(Record extracts)

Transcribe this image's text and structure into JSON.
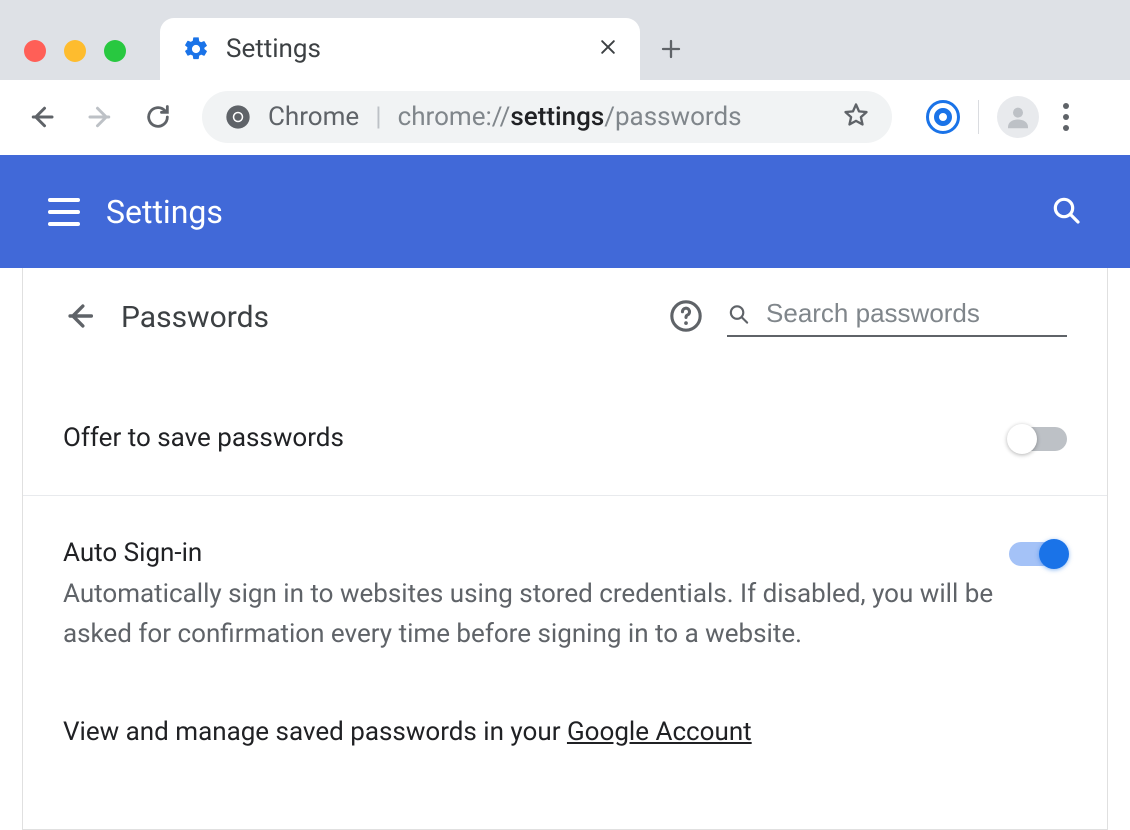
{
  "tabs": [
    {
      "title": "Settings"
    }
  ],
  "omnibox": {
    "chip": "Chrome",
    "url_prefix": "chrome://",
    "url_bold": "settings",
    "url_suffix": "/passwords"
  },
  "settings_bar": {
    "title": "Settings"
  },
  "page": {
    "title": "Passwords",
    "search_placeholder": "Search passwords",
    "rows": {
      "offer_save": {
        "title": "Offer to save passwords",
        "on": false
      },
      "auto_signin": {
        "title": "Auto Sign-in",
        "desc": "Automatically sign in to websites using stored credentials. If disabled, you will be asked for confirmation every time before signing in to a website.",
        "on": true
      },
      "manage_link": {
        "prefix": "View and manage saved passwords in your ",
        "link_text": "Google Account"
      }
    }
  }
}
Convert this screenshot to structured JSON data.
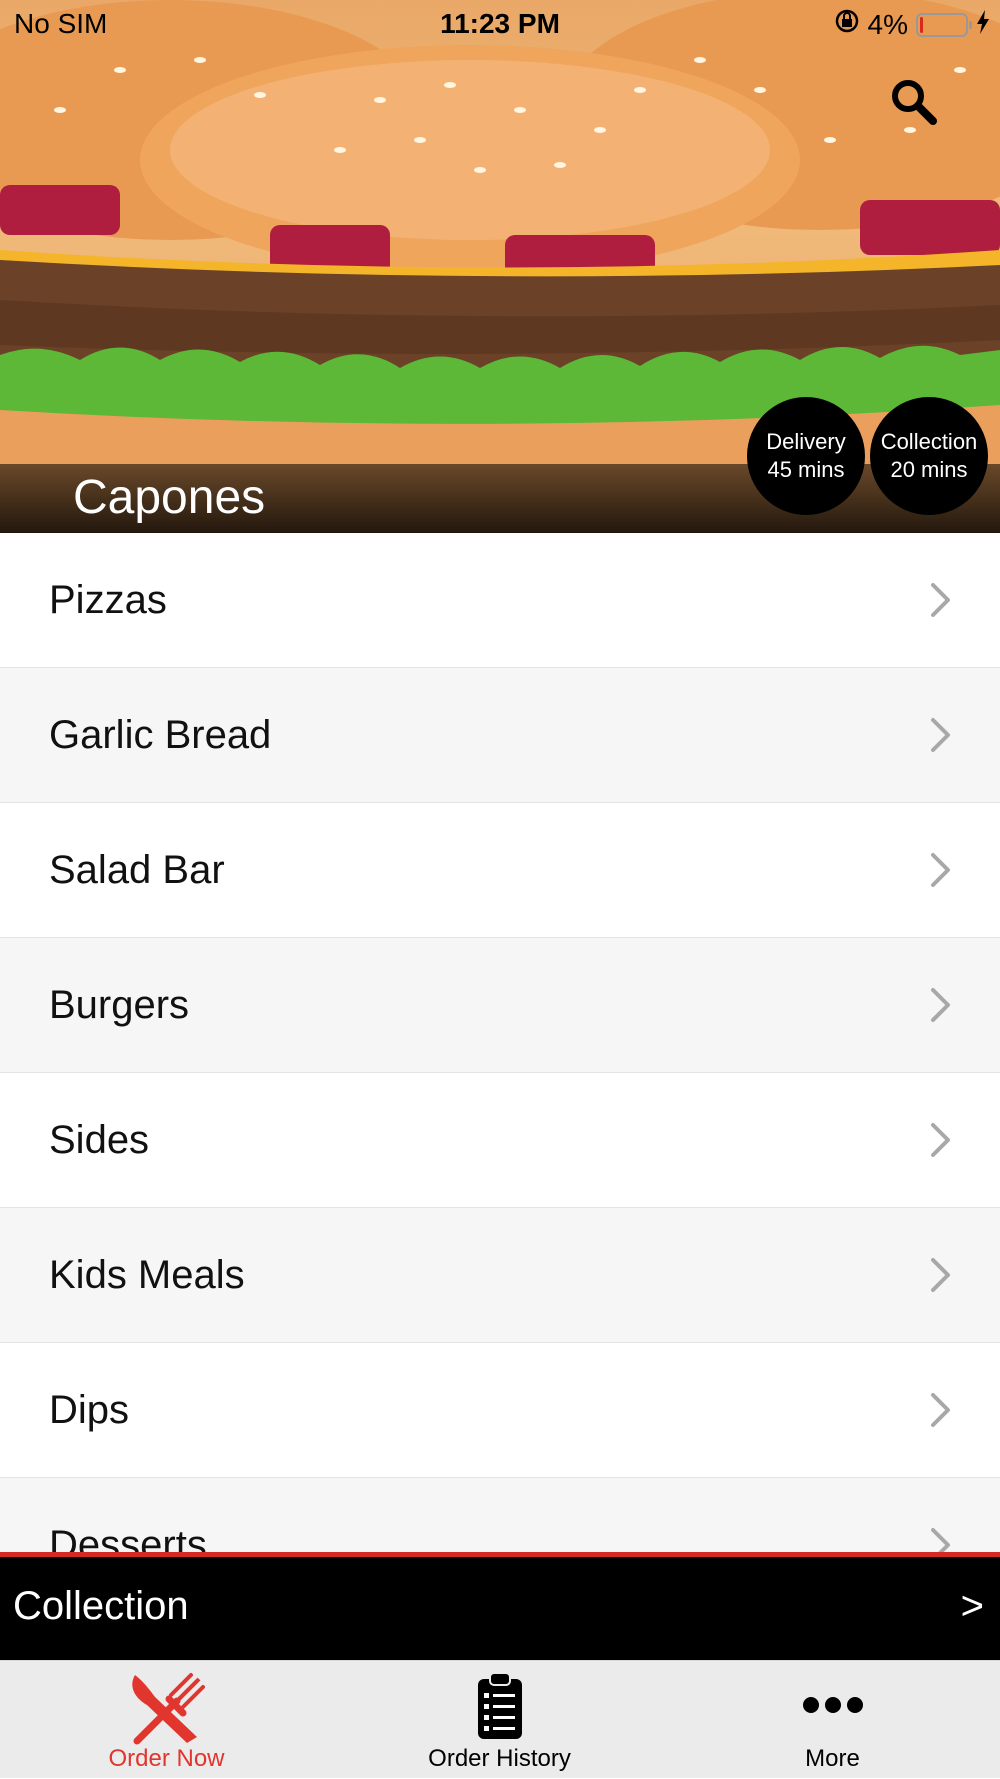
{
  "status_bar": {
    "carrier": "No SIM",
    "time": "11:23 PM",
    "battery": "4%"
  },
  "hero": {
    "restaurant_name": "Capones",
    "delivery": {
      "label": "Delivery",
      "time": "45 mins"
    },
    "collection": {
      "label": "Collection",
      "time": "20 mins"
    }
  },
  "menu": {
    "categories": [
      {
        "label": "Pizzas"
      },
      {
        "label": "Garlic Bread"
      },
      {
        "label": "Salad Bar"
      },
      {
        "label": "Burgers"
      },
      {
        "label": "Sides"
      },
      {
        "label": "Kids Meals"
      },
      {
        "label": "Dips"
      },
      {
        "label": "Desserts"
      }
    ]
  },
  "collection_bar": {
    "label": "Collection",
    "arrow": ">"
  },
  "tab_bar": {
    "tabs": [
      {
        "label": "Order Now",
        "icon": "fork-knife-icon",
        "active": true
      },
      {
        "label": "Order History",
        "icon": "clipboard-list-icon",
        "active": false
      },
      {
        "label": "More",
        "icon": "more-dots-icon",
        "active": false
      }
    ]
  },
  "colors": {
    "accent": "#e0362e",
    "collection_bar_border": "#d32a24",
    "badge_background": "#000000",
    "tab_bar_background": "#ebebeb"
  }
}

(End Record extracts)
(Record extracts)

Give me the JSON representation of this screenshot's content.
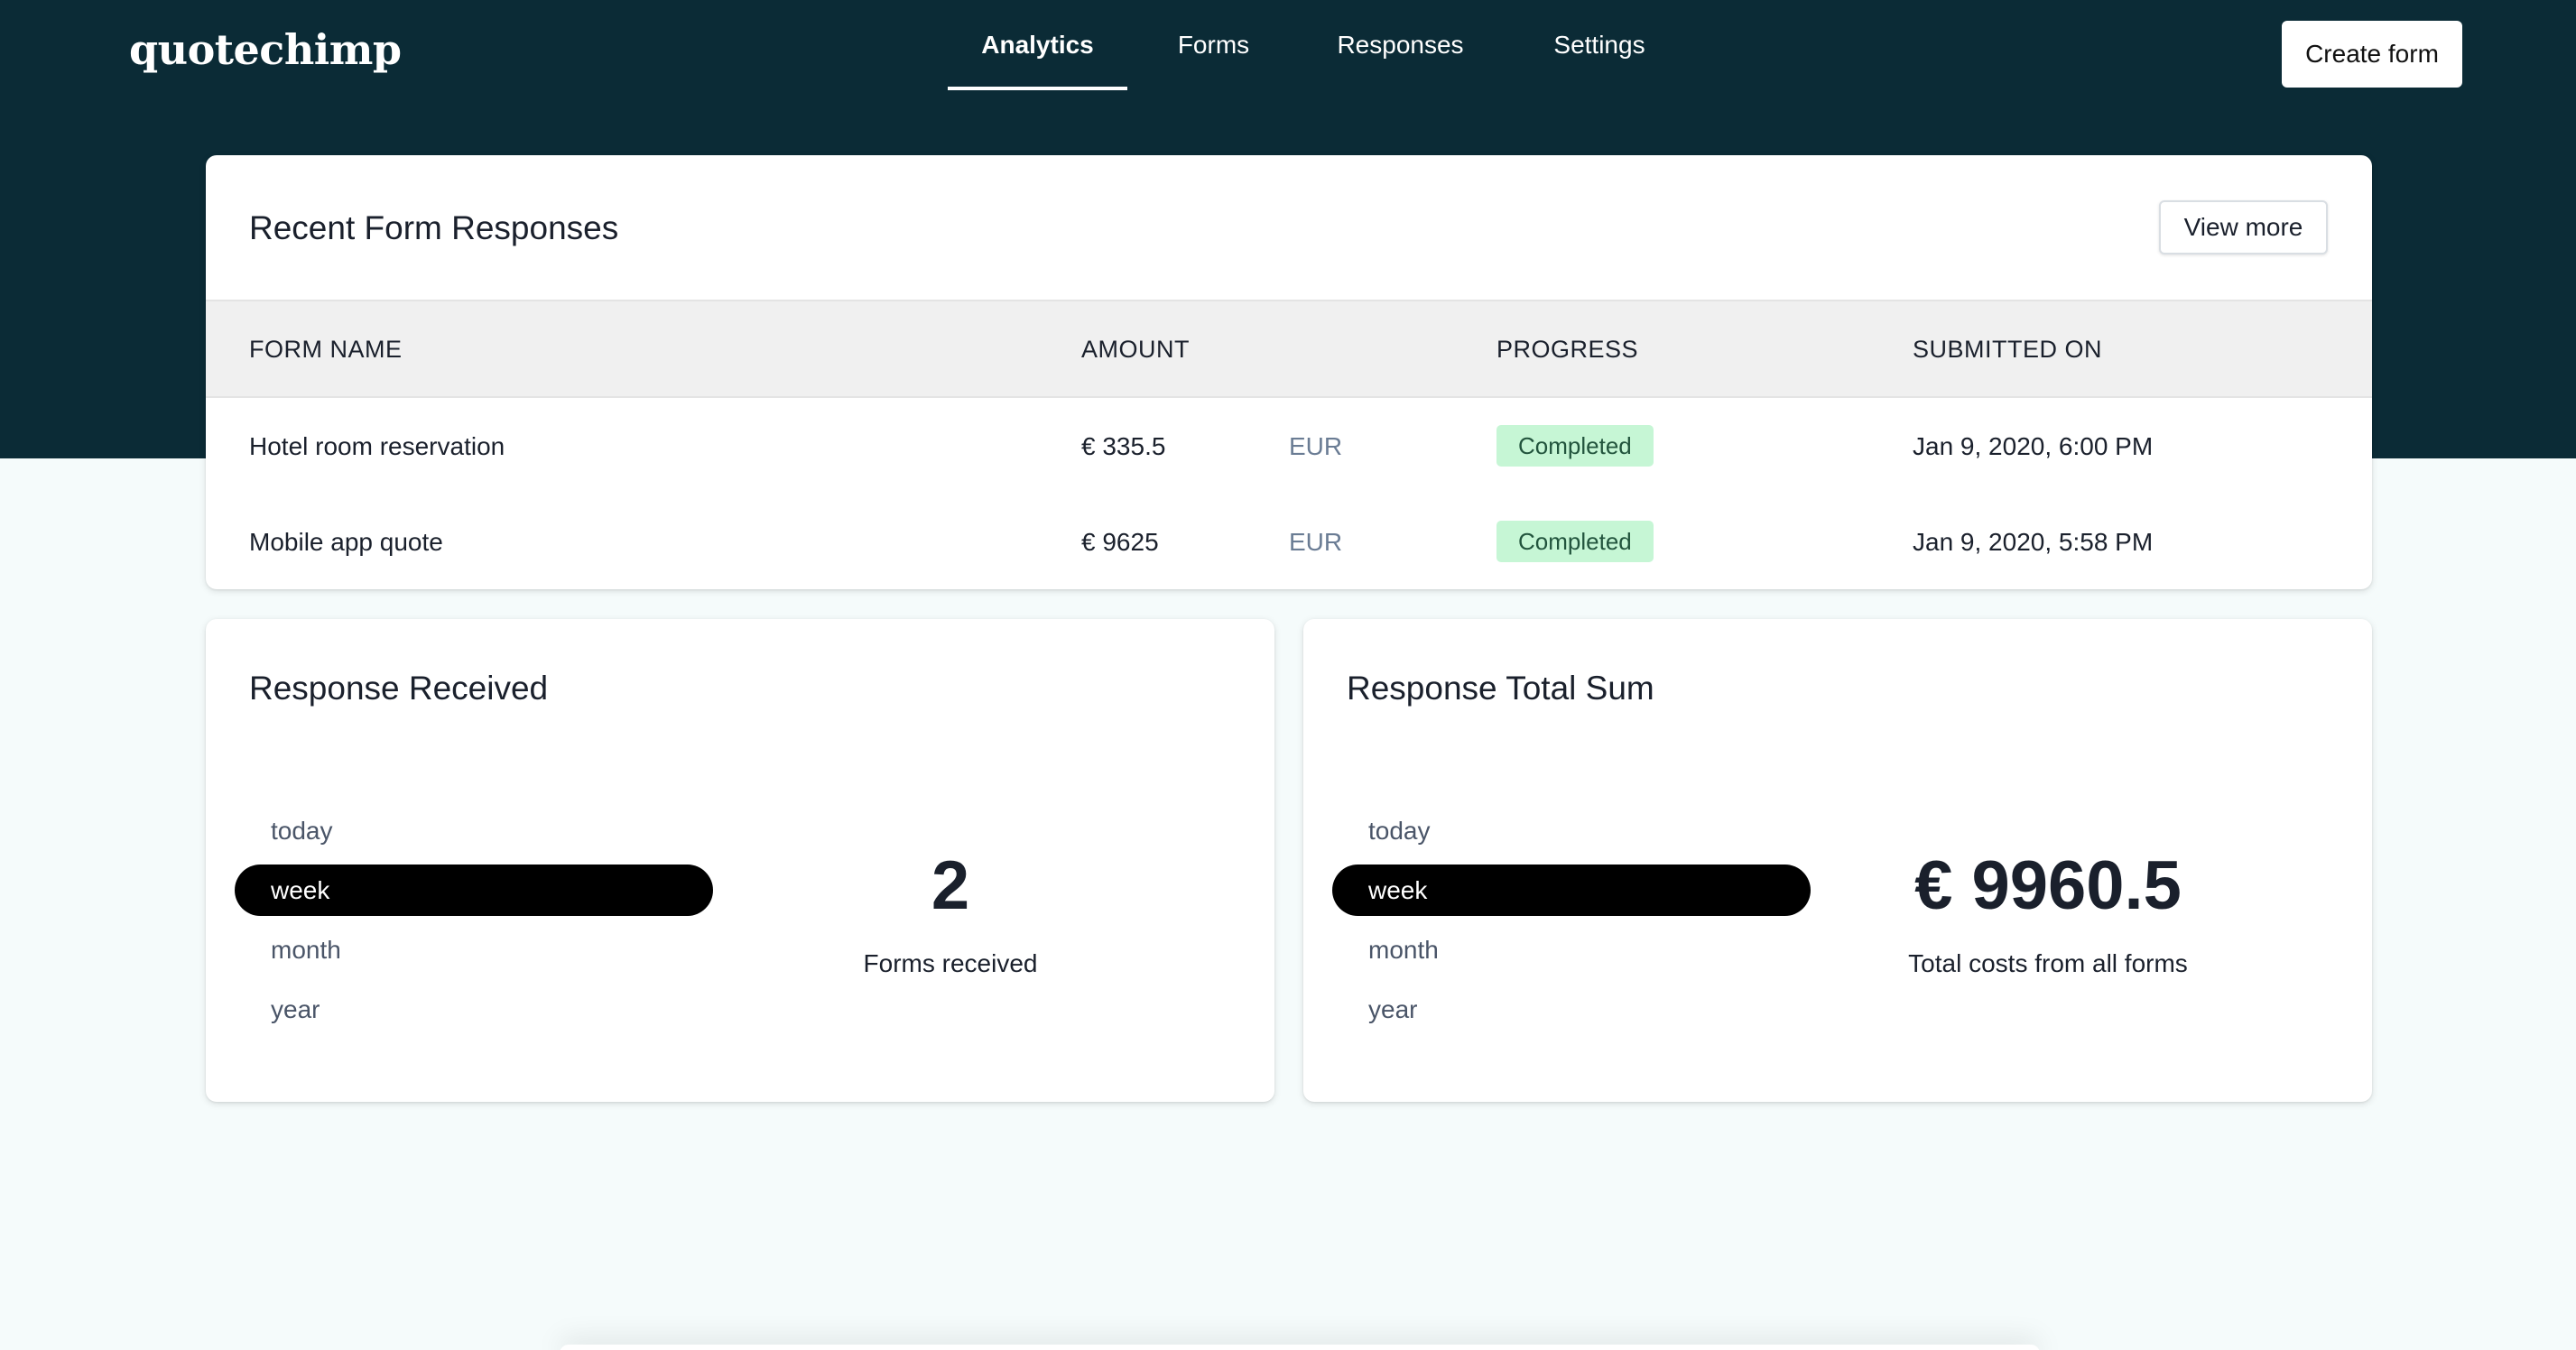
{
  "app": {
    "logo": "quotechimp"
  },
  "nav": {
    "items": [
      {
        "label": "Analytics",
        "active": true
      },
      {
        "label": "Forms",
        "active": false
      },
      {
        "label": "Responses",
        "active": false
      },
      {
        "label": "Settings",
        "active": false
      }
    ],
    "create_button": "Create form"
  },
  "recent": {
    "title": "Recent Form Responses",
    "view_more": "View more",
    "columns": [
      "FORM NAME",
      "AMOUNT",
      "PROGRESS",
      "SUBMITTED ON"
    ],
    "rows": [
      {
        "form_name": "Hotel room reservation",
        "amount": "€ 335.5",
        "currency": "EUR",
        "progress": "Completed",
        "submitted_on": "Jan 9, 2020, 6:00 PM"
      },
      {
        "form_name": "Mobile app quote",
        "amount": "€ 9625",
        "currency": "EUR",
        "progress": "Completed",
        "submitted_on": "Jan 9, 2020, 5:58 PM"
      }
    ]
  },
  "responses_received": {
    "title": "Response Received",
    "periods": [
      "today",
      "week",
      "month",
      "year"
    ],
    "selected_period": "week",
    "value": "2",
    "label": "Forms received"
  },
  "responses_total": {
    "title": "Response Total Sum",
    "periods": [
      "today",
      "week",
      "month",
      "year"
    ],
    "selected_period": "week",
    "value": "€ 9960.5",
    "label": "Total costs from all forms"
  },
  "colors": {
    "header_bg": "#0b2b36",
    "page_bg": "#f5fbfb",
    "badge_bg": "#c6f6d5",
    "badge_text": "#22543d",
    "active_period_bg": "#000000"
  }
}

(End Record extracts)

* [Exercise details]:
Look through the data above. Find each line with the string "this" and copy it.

* [Expected output]:
Transcribe this image's text and structure into JSON.
Convert this screenshot to structured JSON data.
Give me the JSON representation of this screenshot's content.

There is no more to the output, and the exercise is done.